# [What to produce]
Because the pictures are not wanted, reproduce the rest of the records below exactly as they stand.

# [Website and app data records]
%%
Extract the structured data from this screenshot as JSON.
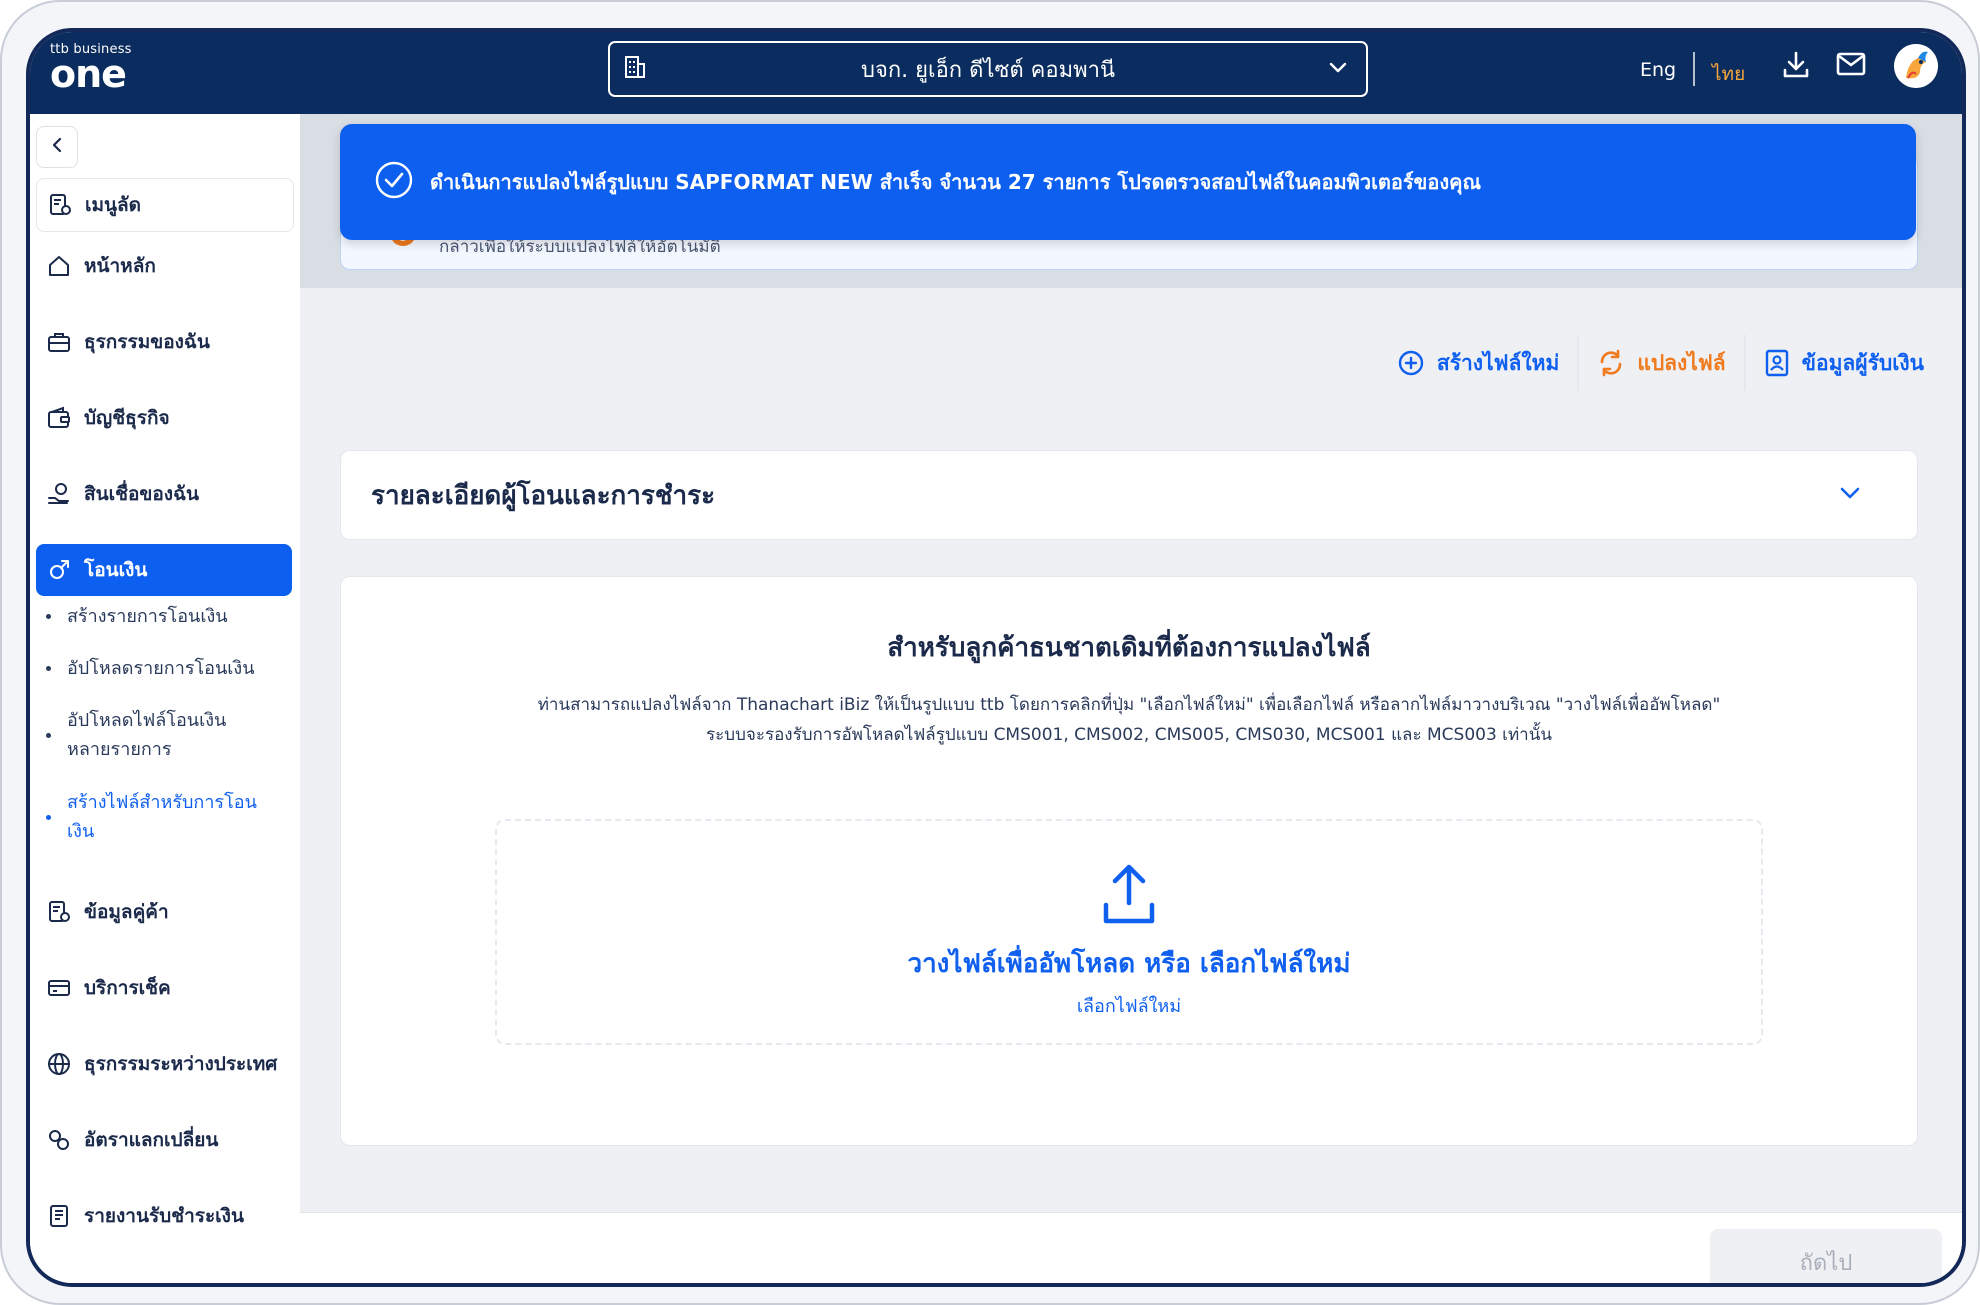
{
  "header": {
    "logo_small": "ttb business",
    "logo_big": "one",
    "company_name": "บจก. ยูเอ็ก ดีไซต์ คอมพานี",
    "lang_eng": "Eng",
    "lang_thai": "ไทย"
  },
  "sidebar": {
    "shortcut": "เมนูลัด",
    "items": [
      {
        "label": "หน้าหลัก",
        "icon": "home-icon"
      },
      {
        "label": "ธุรกรรมของฉัน",
        "icon": "briefcase-icon"
      },
      {
        "label": "บัญชีธุรกิจ",
        "icon": "wallet-icon"
      },
      {
        "label": "สินเชื่อของฉัน",
        "icon": "loan-icon"
      },
      {
        "label": "โอนเงิน",
        "icon": "transfer-icon"
      }
    ],
    "sub_items": [
      {
        "label": "สร้างรายการโอนเงิน"
      },
      {
        "label": "อัปโหลดรายการโอนเงิน"
      },
      {
        "label": "อัปโหลดไฟล์โอนเงินหลายรายการ"
      },
      {
        "label": "สร้างไฟล์สำหรับการโอนเงิน"
      }
    ],
    "items_bottom": [
      {
        "label": "ข้อมูลคู่ค้า",
        "icon": "partner-icon"
      },
      {
        "label": "บริการเช็ค",
        "icon": "cheque-icon"
      },
      {
        "label": "ธุรกรรมระหว่างประเทศ",
        "icon": "globe-icon"
      },
      {
        "label": "อัตราแลกเปลี่ยน",
        "icon": "exchange-icon"
      },
      {
        "label": "รายงานรับชำระเงิน",
        "icon": "report-icon"
      }
    ]
  },
  "toast": {
    "message": "ดำเนินการแปลงไฟล์รูปแบบ SAPFORMAT NEW สำเร็จ จำนวน 27 รายการ โปรดตรวจสอบไฟล์ในคอมพิวเตอร์ของคุณ"
  },
  "info_behind": {
    "text": "กล่าวเพื่อให้ระบบแปลงไฟล์ให้อัตโนมัติ"
  },
  "actions": {
    "create_file": "สร้างไฟล์ใหม่",
    "convert_file": "แปลงไฟล์",
    "payee_info": "ข้อมูลผู้รับเงิน"
  },
  "accordion": {
    "title": "รายละเอียดผู้โอนและการชำระ"
  },
  "upload": {
    "heading": "สำหรับลูกค้าธนชาตเดิมที่ต้องการแปลงไฟล์",
    "desc1": "ท่านสามารถแปลงไฟล์จาก Thanachart iBiz ให้เป็นรูปแบบ ttb โดยการคลิกที่ปุ่ม \"เลือกไฟล์ใหม่\" เพื่อเลือกไฟล์ หรือลากไฟล์มาวางบริเวณ \"วางไฟล์เพื่ออัพโหลด\"",
    "desc2": "ระบบจะรองรับการอัพโหลดไฟล์รูปแบบ CMS001, CMS002, CMS005, CMS030, MCS001 และ MCS003 เท่านั้น",
    "drop_text": "วางไฟล์เพื่ออัพโหลด หรือ เลือกไฟล์ใหม่",
    "select_link": "เลือกไฟล์ใหม่"
  },
  "footer": {
    "next": "ถัดไป"
  },
  "colors": {
    "navy": "#0b2c5e",
    "primary": "#0d5ff0",
    "orange": "#f07a1e",
    "lang_active": "#f6a63a"
  }
}
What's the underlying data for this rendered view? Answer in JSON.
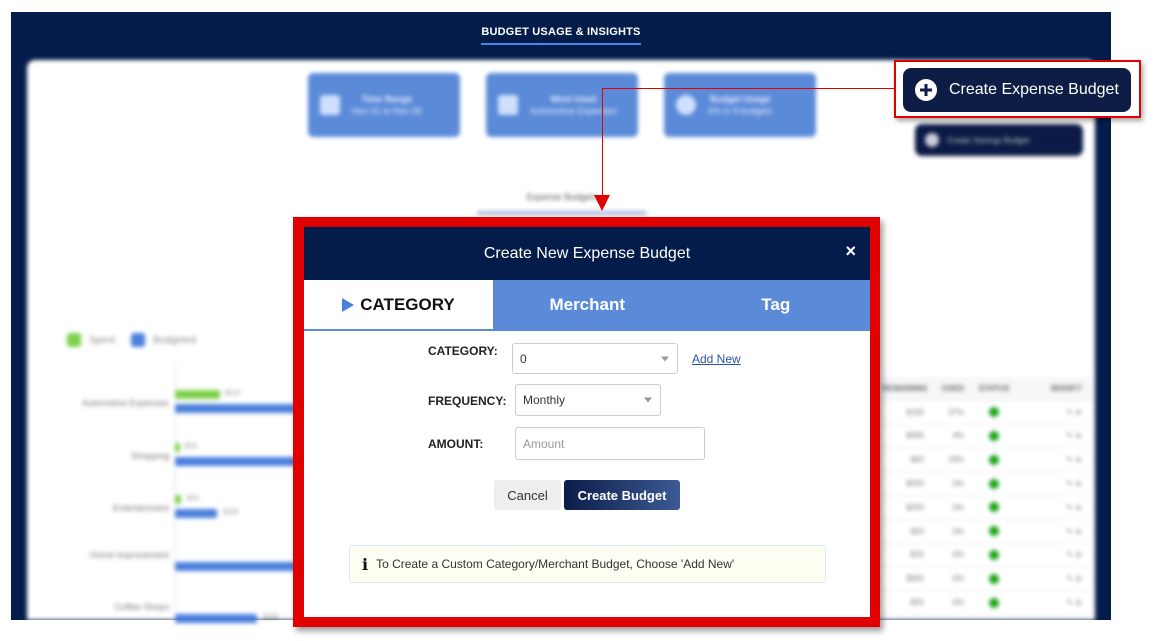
{
  "app": {
    "title": "BUDGET USAGE & INSIGHTS",
    "colors": {
      "navy": "#041c4a",
      "accent": "#5a8ad8",
      "highlight": "#e00000",
      "spent": "#7ed04b",
      "budgeted": "#4a7fdc",
      "status_ok": "#18a21a"
    }
  },
  "background": {
    "stats": [
      {
        "title": "Time Range",
        "value": "Nov 01 to Nov 06",
        "icon": "calendar-icon"
      },
      {
        "title": "Most Used",
        "value": "Automotive Expenses",
        "icon": "money-icon"
      },
      {
        "title": "Budget Usage",
        "value": "6% in 9 budgets",
        "icon": "pie-icon"
      }
    ],
    "create_savings_label": "Create Savings Budget",
    "expense_tab_label": "Expense Budgets",
    "legend": {
      "spent": "Spent",
      "budgeted": "Budgeted"
    },
    "chart_rows": [
      {
        "label": "Automotive Expenses",
        "spent": "$110",
        "budgeted": ""
      },
      {
        "label": "Shopping",
        "spent": "$15",
        "budgeted": ""
      },
      {
        "label": "Entertainment",
        "spent": "$18",
        "budgeted": "$100"
      },
      {
        "label": "Home Improvement",
        "spent": "",
        "budgeted": ""
      },
      {
        "label": "Coffee Shops",
        "spent": "",
        "budgeted": "$200"
      }
    ],
    "table": {
      "headers": [
        "REMAINING",
        "USED",
        "STATUS",
        "MODIFY"
      ],
      "rows": [
        {
          "remaining": "$190",
          "used": "37%"
        },
        {
          "remaining": "$385",
          "used": "4%"
        },
        {
          "remaining": "$82",
          "used": "18%"
        },
        {
          "remaining": "$300",
          "used": "0%"
        },
        {
          "remaining": "$200",
          "used": "0%"
        },
        {
          "remaining": "$50",
          "used": "0%"
        },
        {
          "remaining": "$25",
          "used": "0%"
        },
        {
          "remaining": "$800",
          "used": "0%"
        },
        {
          "remaining": "$55",
          "used": "0%"
        }
      ]
    }
  },
  "callout": {
    "label": "Create Expense Budget",
    "icon": "plus-circle-icon"
  },
  "modal": {
    "title": "Create New Expense Budget",
    "close_label": "×",
    "tabs": [
      {
        "label": "CATEGORY",
        "active": true
      },
      {
        "label": "Merchant",
        "active": false
      },
      {
        "label": "Tag",
        "active": false
      }
    ],
    "fields": {
      "category": {
        "label": "CATEGORY:",
        "value": "0"
      },
      "add_new": "Add New",
      "frequency": {
        "label": "FREQUENCY:",
        "value": "Monthly"
      },
      "amount": {
        "label": "AMOUNT:",
        "placeholder": "Amount",
        "value": ""
      }
    },
    "buttons": {
      "cancel": "Cancel",
      "create": "Create Budget"
    },
    "info": "To Create a Custom Category/Merchant Budget, Choose 'Add New'"
  }
}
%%
# [Exercise response]
Extract the structured data from this screenshot as JSON.
{
  "header": {
    "logo_small": "ttb business",
    "logo_big": "one",
    "company_name": "บจก. ยูเอ็ก ดีไซต์ คอมพานี",
    "lang_eng": "Eng",
    "lang_thai": "ไทย"
  },
  "sidebar": {
    "shortcut": "เมนูลัด",
    "items": [
      {
        "label": "หน้าหลัก",
        "icon": "home-icon"
      },
      {
        "label": "ธุรกรรมของฉัน",
        "icon": "briefcase-icon"
      },
      {
        "label": "บัญชีธุรกิจ",
        "icon": "wallet-icon"
      },
      {
        "label": "สินเชื่อของฉัน",
        "icon": "loan-icon"
      },
      {
        "label": "โอนเงิน",
        "icon": "transfer-icon"
      }
    ],
    "sub_items": [
      {
        "label": "สร้างรายการโอนเงิน"
      },
      {
        "label": "อัปโหลดรายการโอนเงิน"
      },
      {
        "label": "อัปโหลดไฟล์โอนเงินหลายรายการ"
      },
      {
        "label": "สร้างไฟล์สำหรับการโอนเงิน"
      }
    ],
    "items_bottom": [
      {
        "label": "ข้อมูลคู่ค้า",
        "icon": "partner-icon"
      },
      {
        "label": "บริการเช็ค",
        "icon": "cheque-icon"
      },
      {
        "label": "ธุรกรรมระหว่างประเทศ",
        "icon": "globe-icon"
      },
      {
        "label": "อัตราแลกเปลี่ยน",
        "icon": "exchange-icon"
      },
      {
        "label": "รายงานรับชำระเงิน",
        "icon": "report-icon"
      }
    ]
  },
  "toast": {
    "message": "ดำเนินการแปลงไฟล์รูปแบบ SAPFORMAT NEW สำเร็จ จำนวน 27 รายการ โปรดตรวจสอบไฟล์ในคอมพิวเตอร์ของคุณ"
  },
  "info_behind": {
    "text": "กล่าวเพื่อให้ระบบแปลงไฟล์ให้อัตโนมัติ"
  },
  "actions": {
    "create_file": "สร้างไฟล์ใหม่",
    "convert_file": "แปลงไฟล์",
    "payee_info": "ข้อมูลผู้รับเงิน"
  },
  "accordion": {
    "title": "รายละเอียดผู้โอนและการชำระ"
  },
  "upload": {
    "heading": "สำหรับลูกค้าธนชาตเดิมที่ต้องการแปลงไฟล์",
    "desc1": "ท่านสามารถแปลงไฟล์จาก Thanachart iBiz ให้เป็นรูปแบบ ttb โดยการคลิกที่ปุ่ม \"เลือกไฟล์ใหม่\" เพื่อเลือกไฟล์ หรือลากไฟล์มาวางบริเวณ \"วางไฟล์เพื่ออัพโหลด\"",
    "desc2": "ระบบจะรองรับการอัพโหลดไฟล์รูปแบบ CMS001, CMS002, CMS005, CMS030, MCS001 และ MCS003 เท่านั้น",
    "drop_text": "วางไฟล์เพื่ออัพโหลด หรือ เลือกไฟล์ใหม่",
    "select_link": "เลือกไฟล์ใหม่"
  },
  "footer": {
    "next": "ถัดไป"
  },
  "colors": {
    "navy": "#0b2c5e",
    "primary": "#0d5ff0",
    "orange": "#f07a1e",
    "lang_active": "#f6a63a"
  }
}
What's the underlying data for this rendered view? Answer in JSON.
{
  "app": {
    "title": "BUDGET USAGE & INSIGHTS",
    "colors": {
      "navy": "#041c4a",
      "accent": "#5a8ad8",
      "highlight": "#e00000",
      "spent": "#7ed04b",
      "budgeted": "#4a7fdc",
      "status_ok": "#18a21a"
    }
  },
  "background": {
    "stats": [
      {
        "title": "Time Range",
        "value": "Nov 01 to Nov 06",
        "icon": "calendar-icon"
      },
      {
        "title": "Most Used",
        "value": "Automotive Expenses",
        "icon": "money-icon"
      },
      {
        "title": "Budget Usage",
        "value": "6% in 9 budgets",
        "icon": "pie-icon"
      }
    ],
    "create_savings_label": "Create Savings Budget",
    "expense_tab_label": "Expense Budgets",
    "legend": {
      "spent": "Spent",
      "budgeted": "Budgeted"
    },
    "chart_rows": [
      {
        "label": "Automotive Expenses",
        "spent": "$110",
        "budgeted": ""
      },
      {
        "label": "Shopping",
        "spent": "$15",
        "budgeted": ""
      },
      {
        "label": "Entertainment",
        "spent": "$18",
        "budgeted": "$100"
      },
      {
        "label": "Home Improvement",
        "spent": "",
        "budgeted": ""
      },
      {
        "label": "Coffee Shops",
        "spent": "",
        "budgeted": "$200"
      }
    ],
    "table": {
      "headers": [
        "REMAINING",
        "USED",
        "STATUS",
        "MODIFY"
      ],
      "rows": [
        {
          "remaining": "$190",
          "used": "37%"
        },
        {
          "remaining": "$385",
          "used": "4%"
        },
        {
          "remaining": "$82",
          "used": "18%"
        },
        {
          "remaining": "$300",
          "used": "0%"
        },
        {
          "remaining": "$200",
          "used": "0%"
        },
        {
          "remaining": "$50",
          "used": "0%"
        },
        {
          "remaining": "$25",
          "used": "0%"
        },
        {
          "remaining": "$800",
          "used": "0%"
        },
        {
          "remaining": "$55",
          "used": "0%"
        }
      ]
    }
  },
  "callout": {
    "label": "Create Expense Budget",
    "icon": "plus-circle-icon"
  },
  "modal": {
    "title": "Create New Expense Budget",
    "close_label": "×",
    "tabs": [
      {
        "label": "CATEGORY",
        "active": true
      },
      {
        "label": "Merchant",
        "active": false
      },
      {
        "label": "Tag",
        "active": false
      }
    ],
    "fields": {
      "category": {
        "label": "CATEGORY:",
        "value": "0"
      },
      "add_new": "Add New",
      "frequency": {
        "label": "FREQUENCY:",
        "value": "Monthly"
      },
      "amount": {
        "label": "AMOUNT:",
        "placeholder": "Amount",
        "value": ""
      }
    },
    "buttons": {
      "cancel": "Cancel",
      "create": "Create Budget"
    },
    "info": "To Create a Custom Category/Merchant Budget, Choose 'Add New'"
  }
}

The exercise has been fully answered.